§ **Aim of the task**: If a line holds the word "text", copy it from the entries.

Start of Provided material

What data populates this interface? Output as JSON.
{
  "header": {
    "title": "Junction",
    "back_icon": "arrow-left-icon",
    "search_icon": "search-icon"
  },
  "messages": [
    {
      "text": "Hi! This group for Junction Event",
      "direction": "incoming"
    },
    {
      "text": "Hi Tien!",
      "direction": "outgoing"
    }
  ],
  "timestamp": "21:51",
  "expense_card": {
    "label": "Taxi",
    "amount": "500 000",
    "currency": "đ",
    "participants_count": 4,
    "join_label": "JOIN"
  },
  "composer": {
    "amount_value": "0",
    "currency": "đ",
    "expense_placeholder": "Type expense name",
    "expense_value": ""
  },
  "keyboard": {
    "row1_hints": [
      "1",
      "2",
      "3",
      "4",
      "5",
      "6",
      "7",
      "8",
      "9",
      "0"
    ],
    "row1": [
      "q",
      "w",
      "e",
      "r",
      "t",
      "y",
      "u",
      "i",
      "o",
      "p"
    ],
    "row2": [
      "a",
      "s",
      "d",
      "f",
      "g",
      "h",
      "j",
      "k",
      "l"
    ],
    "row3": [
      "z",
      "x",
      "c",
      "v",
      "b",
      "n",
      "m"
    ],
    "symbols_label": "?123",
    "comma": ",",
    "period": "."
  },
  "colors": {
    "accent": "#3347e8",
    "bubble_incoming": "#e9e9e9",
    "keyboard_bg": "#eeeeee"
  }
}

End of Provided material

§ **Solution to the problem**:
      "text": "Hi! This group for Junction Event",
      "text": "Hi Tien!",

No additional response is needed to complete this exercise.